American culture is probably the hardest place in the world to learn to pray! Paul Miller in A Praying Life
I agree and I disagree with Paul Miller. And before I get too critical with Miller, of all the books that I have read on prayer, his book, A Praying Life, is one of my favorites.
Back to America.
I don’t beat myself up that I haven’t been persecuted or jailed for my faith. I do not get frustrated at the materialism, distraction, and naturalism in our culture that can limit prayer. I believe that I can become a great prayer warrior by living in Springfield, Ohio.
Wherever you live, you can pray great prayers.
Through the years, I have developed three “helps” for praying. This isn’t a list of specific prayers; it is a list that keeps me focused on great praying. My “helps” allow me to minimalize distraction, laugh at humanism, and realize the vacancy of everything this world offers.

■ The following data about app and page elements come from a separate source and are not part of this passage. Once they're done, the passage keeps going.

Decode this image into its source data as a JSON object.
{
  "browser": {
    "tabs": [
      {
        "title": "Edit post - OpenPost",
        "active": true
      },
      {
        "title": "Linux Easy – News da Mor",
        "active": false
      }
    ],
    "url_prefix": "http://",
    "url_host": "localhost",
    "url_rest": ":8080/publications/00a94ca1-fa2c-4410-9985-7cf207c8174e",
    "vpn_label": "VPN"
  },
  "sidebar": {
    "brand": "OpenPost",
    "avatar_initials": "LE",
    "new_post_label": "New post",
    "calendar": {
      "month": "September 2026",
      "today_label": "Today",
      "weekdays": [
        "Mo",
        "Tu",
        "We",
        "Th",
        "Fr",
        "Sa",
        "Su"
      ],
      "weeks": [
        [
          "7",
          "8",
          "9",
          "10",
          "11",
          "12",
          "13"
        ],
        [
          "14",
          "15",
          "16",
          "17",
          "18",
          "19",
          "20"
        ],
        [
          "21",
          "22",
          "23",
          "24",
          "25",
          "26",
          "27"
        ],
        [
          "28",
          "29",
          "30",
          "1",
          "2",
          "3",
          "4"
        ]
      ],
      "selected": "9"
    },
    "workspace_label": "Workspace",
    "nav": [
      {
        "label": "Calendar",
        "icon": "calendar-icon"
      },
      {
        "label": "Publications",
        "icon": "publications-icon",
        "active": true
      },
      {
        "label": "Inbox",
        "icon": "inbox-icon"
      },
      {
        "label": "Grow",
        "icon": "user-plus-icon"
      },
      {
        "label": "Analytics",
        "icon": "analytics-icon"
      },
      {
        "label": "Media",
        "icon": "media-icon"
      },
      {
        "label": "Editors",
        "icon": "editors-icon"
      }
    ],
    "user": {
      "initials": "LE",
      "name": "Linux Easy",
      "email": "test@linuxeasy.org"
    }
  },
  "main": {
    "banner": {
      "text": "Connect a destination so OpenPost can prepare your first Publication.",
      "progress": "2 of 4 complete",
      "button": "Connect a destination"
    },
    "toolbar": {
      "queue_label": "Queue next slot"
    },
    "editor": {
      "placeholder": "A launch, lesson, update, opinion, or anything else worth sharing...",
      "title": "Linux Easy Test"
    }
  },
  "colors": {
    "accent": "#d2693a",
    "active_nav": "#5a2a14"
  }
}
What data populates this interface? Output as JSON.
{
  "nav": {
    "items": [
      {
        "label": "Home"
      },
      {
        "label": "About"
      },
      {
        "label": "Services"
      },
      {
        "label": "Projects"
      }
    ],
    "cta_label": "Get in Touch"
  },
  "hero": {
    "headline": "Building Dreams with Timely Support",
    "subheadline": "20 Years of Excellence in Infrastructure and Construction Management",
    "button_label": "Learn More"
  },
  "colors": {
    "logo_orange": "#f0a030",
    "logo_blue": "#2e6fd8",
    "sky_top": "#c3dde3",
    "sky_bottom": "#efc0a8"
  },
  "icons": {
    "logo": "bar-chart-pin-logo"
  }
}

My goal of praying is the presence of God. When I’m in the presence of God peace overwhelms anxiety.
In movies, I hear the dialogue of people describing their euphoria on drugs. I think, “Pity, they have never experienced the presence of God.” I was set free from drugs 49 years ago – a statement of God’s power – but my desire for drugs, that euphoria, was replaced by experiencing God’s presence.
More than anything, give me God’s presence.
I dislike humorless Christians. I know that God still loves them, but I just don’t enjoy their company. I admit that humorless Christians don’t enjoy being around me as well.
The seeds of my prayer life were sown by my mother. I learned to laugh from her as well. My mother was a nurse on the Queen Mary in World War II when it was a hospital ship. She traveled 10 times across the Atlantic helping to bring thousands of wounded soldiers back from battle.
My mother learned to pray and laugh on that ship.
If you stop laughing, then you stop praying. Both laughter and faith can thrive in pain. An indicator that you are losing faith is the inability to laugh.
Three: Prayer Lists
Great praying builds incrementally through years of observation.
In the years before computers, cars had carburetors. They aerated a gas/fuel mixture that was pumped into the combustion chamber of a car. They were adjusted by screws, springs, widgets, and prayers.
Unfortunately, most mechanics cussed more than praying while adjusting a carburetor which probably explains why most mechanics could never fix them.
My father knew a great mechanic. His name was “Potter” and he died before “Harry.” He was a magician with a carburetor. His “magic” was faith. He prayed daily. When he stopped working at the garage where Dad took my teenage cars, my father said, “No one can fix a carburetor like Potter.”
I asked my father, “Why didn’t he write down what he learned?” To which my father answered, “That’s not the way mechanics work.”
That stuck with me.
I write things down, not only for myself but also for you, in Interruptions. For years, I have written my list of prayers. I keep lists of answers, often learning more from unanswered prayers than answered.
My three “helps”: Presence, Laughter, Lists!